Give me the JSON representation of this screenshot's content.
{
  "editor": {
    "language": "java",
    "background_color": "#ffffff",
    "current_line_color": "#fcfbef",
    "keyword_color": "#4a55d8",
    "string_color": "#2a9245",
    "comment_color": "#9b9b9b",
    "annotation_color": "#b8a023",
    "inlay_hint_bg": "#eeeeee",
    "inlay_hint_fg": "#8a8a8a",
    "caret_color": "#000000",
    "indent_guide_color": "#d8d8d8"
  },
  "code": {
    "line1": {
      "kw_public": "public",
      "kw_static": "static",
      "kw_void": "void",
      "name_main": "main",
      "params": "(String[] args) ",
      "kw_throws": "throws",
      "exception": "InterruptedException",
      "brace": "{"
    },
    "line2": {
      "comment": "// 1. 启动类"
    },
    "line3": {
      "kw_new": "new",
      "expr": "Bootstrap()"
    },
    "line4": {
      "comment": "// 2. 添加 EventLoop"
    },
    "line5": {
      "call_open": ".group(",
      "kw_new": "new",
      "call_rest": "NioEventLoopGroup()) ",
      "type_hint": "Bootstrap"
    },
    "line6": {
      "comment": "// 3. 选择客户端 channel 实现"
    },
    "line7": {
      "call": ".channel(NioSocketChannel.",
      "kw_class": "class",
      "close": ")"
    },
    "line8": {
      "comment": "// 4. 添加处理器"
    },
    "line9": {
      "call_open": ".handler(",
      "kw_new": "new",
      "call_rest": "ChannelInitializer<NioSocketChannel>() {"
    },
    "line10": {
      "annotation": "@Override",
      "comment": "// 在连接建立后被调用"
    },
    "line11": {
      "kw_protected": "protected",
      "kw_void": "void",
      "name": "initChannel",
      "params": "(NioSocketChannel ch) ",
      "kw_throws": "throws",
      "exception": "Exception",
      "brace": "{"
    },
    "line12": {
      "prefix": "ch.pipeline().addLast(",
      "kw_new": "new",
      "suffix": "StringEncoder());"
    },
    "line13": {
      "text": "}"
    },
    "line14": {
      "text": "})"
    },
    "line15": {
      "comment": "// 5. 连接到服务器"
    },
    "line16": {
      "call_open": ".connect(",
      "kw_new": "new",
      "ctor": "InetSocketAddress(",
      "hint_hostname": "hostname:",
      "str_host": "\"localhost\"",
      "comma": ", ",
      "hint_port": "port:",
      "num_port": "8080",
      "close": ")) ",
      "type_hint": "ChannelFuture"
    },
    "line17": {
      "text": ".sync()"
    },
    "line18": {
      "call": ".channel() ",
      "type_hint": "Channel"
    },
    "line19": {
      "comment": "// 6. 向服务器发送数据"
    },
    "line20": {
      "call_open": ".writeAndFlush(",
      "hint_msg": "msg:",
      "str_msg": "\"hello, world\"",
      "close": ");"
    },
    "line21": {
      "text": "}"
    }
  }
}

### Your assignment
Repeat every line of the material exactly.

### Finished exercise
Give me the JSON representation of this screenshot's content.
{
  "editor": {
    "language": "java",
    "background_color": "#ffffff",
    "current_line_color": "#fcfbef",
    "keyword_color": "#4a55d8",
    "string_color": "#2a9245",
    "comment_color": "#9b9b9b",
    "annotation_color": "#b8a023",
    "inlay_hint_bg": "#eeeeee",
    "inlay_hint_fg": "#8a8a8a",
    "caret_color": "#000000",
    "indent_guide_color": "#d8d8d8"
  },
  "code": {
    "line1": {
      "kw_public": "public",
      "kw_static": "static",
      "kw_void": "void",
      "name_main": "main",
      "params": "(String[] args) ",
      "kw_throws": "throws",
      "exception": "InterruptedException",
      "brace": "{"
    },
    "line2": {
      "comment": "// 1. 启动类"
    },
    "line3": {
      "kw_new": "new",
      "expr": "Bootstrap()"
    },
    "line4": {
      "comment": "// 2. 添加 EventLoop"
    },
    "line5": {
      "call_open": ".group(",
      "kw_new": "new",
      "call_rest": "NioEventLoopGroup()) ",
      "type_hint": "Bootstrap"
    },
    "line6": {
      "comment": "// 3. 选择客户端 channel 实现"
    },
    "line7": {
      "call": ".channel(NioSocketChannel.",
      "kw_class": "class",
      "close": ")"
    },
    "line8": {
      "comment": "// 4. 添加处理器"
    },
    "line9": {
      "call_open": ".handler(",
      "kw_new": "new",
      "call_rest": "ChannelInitializer<NioSocketChannel>() {"
    },
    "line10": {
      "annotation": "@Override",
      "comment": "// 在连接建立后被调用"
    },
    "line11": {
      "kw_protected": "protected",
      "kw_void": "void",
      "name": "initChannel",
      "params": "(NioSocketChannel ch) ",
      "kw_throws": "throws",
      "exception": "Exception",
      "brace": "{"
    },
    "line12": {
      "prefix": "ch.pipeline().addLast(",
      "kw_new": "new",
      "suffix": "StringEncoder());"
    },
    "line13": {
      "text": "}"
    },
    "line14": {
      "text": "})"
    },
    "line15": {
      "comment": "// 5. 连接到服务器"
    },
    "line16": {
      "call_open": ".connect(",
      "kw_new": "new",
      "ctor": "InetSocketAddress(",
      "hint_hostname": "hostname:",
      "str_host": "\"localhost\"",
      "comma": ", ",
      "hint_port": "port:",
      "num_port": "8080",
      "close": ")) ",
      "type_hint": "ChannelFuture"
    },
    "line17": {
      "text": ".sync()"
    },
    "line18": {
      "call": ".channel() ",
      "type_hint": "Channel"
    },
    "line19": {
      "comment": "// 6. 向服务器发送数据"
    },
    "line20": {
      "call_open": ".writeAndFlush(",
      "hint_msg": "msg:",
      "str_msg": "\"hello, world\"",
      "close": ");"
    },
    "line21": {
      "text": "}"
    }
  }
}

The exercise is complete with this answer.